### Records to process
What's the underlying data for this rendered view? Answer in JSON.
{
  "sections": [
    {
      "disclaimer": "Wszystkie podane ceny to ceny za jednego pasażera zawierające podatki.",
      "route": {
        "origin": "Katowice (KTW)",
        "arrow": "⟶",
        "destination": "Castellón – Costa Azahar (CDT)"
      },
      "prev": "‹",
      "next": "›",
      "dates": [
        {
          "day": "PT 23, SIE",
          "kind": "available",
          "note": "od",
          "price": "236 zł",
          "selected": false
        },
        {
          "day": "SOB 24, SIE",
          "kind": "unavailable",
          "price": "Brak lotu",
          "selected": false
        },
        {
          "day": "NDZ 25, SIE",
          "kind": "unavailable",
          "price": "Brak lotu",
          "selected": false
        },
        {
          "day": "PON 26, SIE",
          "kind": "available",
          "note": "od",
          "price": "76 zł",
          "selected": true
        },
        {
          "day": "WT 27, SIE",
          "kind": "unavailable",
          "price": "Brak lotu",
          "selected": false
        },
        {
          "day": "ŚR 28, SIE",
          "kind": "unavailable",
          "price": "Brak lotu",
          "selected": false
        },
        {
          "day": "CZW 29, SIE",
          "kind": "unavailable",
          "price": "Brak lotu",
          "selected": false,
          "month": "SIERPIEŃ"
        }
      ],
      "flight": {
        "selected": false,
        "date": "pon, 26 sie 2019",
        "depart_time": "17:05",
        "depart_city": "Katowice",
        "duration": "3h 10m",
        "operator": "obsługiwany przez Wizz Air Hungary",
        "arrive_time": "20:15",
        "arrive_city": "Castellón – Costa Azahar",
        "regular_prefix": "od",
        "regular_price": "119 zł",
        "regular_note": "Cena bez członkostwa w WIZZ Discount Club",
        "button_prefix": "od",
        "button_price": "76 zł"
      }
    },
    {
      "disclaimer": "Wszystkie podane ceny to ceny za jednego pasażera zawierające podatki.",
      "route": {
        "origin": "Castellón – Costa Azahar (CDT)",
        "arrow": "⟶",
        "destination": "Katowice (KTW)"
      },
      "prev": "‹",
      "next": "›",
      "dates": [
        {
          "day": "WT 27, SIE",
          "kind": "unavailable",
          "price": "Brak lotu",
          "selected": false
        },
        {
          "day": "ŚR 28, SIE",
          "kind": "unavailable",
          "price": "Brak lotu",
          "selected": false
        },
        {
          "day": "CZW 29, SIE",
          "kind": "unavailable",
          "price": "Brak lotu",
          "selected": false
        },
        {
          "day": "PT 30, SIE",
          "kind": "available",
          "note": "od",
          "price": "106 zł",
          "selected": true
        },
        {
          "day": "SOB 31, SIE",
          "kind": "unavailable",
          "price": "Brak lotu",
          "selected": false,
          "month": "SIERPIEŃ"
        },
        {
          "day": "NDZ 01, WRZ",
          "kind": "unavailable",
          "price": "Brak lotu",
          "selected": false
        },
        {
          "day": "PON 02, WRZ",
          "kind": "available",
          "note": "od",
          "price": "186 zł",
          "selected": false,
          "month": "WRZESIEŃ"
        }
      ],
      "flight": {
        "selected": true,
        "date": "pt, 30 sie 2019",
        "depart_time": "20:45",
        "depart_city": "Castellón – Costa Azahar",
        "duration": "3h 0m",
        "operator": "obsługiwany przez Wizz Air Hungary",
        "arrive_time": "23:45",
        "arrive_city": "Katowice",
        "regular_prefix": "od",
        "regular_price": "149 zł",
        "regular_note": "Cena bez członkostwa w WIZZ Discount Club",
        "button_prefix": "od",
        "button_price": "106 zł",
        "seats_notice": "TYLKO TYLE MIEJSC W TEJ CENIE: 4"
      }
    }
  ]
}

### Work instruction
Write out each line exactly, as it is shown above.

### Expected answer
What's the underlying data for this rendered view? Answer in JSON.
{
  "sections": [
    {
      "disclaimer": "Wszystkie podane ceny to ceny za jednego pasażera zawierające podatki.",
      "route": {
        "origin": "Katowice (KTW)",
        "arrow": "⟶",
        "destination": "Castellón – Costa Azahar (CDT)"
      },
      "prev": "‹",
      "next": "›",
      "dates": [
        {
          "day": "PT 23, SIE",
          "kind": "available",
          "note": "od",
          "price": "236 zł",
          "selected": false
        },
        {
          "day": "SOB 24, SIE",
          "kind": "unavailable",
          "price": "Brak lotu",
          "selected": false
        },
        {
          "day": "NDZ 25, SIE",
          "kind": "unavailable",
          "price": "Brak lotu",
          "selected": false
        },
        {
          "day": "PON 26, SIE",
          "kind": "available",
          "note": "od",
          "price": "76 zł",
          "selected": true
        },
        {
          "day": "WT 27, SIE",
          "kind": "unavailable",
          "price": "Brak lotu",
          "selected": false
        },
        {
          "day": "ŚR 28, SIE",
          "kind": "unavailable",
          "price": "Brak lotu",
          "selected": false
        },
        {
          "day": "CZW 29, SIE",
          "kind": "unavailable",
          "price": "Brak lotu",
          "selected": false,
          "month": "SIERPIEŃ"
        }
      ],
      "flight": {
        "selected": false,
        "date": "pon, 26 sie 2019",
        "depart_time": "17:05",
        "depart_city": "Katowice",
        "duration": "3h 10m",
        "operator": "obsługiwany przez Wizz Air Hungary",
        "arrive_time": "20:15",
        "arrive_city": "Castellón – Costa Azahar",
        "regular_prefix": "od",
        "regular_price": "119 zł",
        "regular_note": "Cena bez członkostwa w WIZZ Discount Club",
        "button_prefix": "od",
        "button_price": "76 zł"
      }
    },
    {
      "disclaimer": "Wszystkie podane ceny to ceny za jednego pasażera zawierające podatki.",
      "route": {
        "origin": "Castellón – Costa Azahar (CDT)",
        "arrow": "⟶",
        "destination": "Katowice (KTW)"
      },
      "prev": "‹",
      "next": "›",
      "dates": [
        {
          "day": "WT 27, SIE",
          "kind": "unavailable",
          "price": "Brak lotu",
          "selected": false
        },
        {
          "day": "ŚR 28, SIE",
          "kind": "unavailable",
          "price": "Brak lotu",
          "selected": false
        },
        {
          "day": "CZW 29, SIE",
          "kind": "unavailable",
          "price": "Brak lotu",
          "selected": false
        },
        {
          "day": "PT 30, SIE",
          "kind": "available",
          "note": "od",
          "price": "106 zł",
          "selected": true
        },
        {
          "day": "SOB 31, SIE",
          "kind": "unavailable",
          "price": "Brak lotu",
          "selected": false,
          "month": "SIERPIEŃ"
        },
        {
          "day": "NDZ 01, WRZ",
          "kind": "unavailable",
          "price": "Brak lotu",
          "selected": false
        },
        {
          "day": "PON 02, WRZ",
          "kind": "available",
          "note": "od",
          "price": "186 zł",
          "selected": false,
          "month": "WRZESIEŃ"
        }
      ],
      "flight": {
        "selected": true,
        "date": "pt, 30 sie 2019",
        "depart_time": "20:45",
        "depart_city": "Castellón – Costa Azahar",
        "duration": "3h 0m",
        "operator": "obsługiwany przez Wizz Air Hungary",
        "arrive_time": "23:45",
        "arrive_city": "Katowice",
        "regular_prefix": "od",
        "regular_price": "149 zł",
        "regular_note": "Cena bez członkostwa w WIZZ Discount Club",
        "button_prefix": "od",
        "button_price": "106 zł",
        "seats_notice": "TYLKO TYLE MIEJSC W TEJ CENIE: 4"
      }
    }
  ]
}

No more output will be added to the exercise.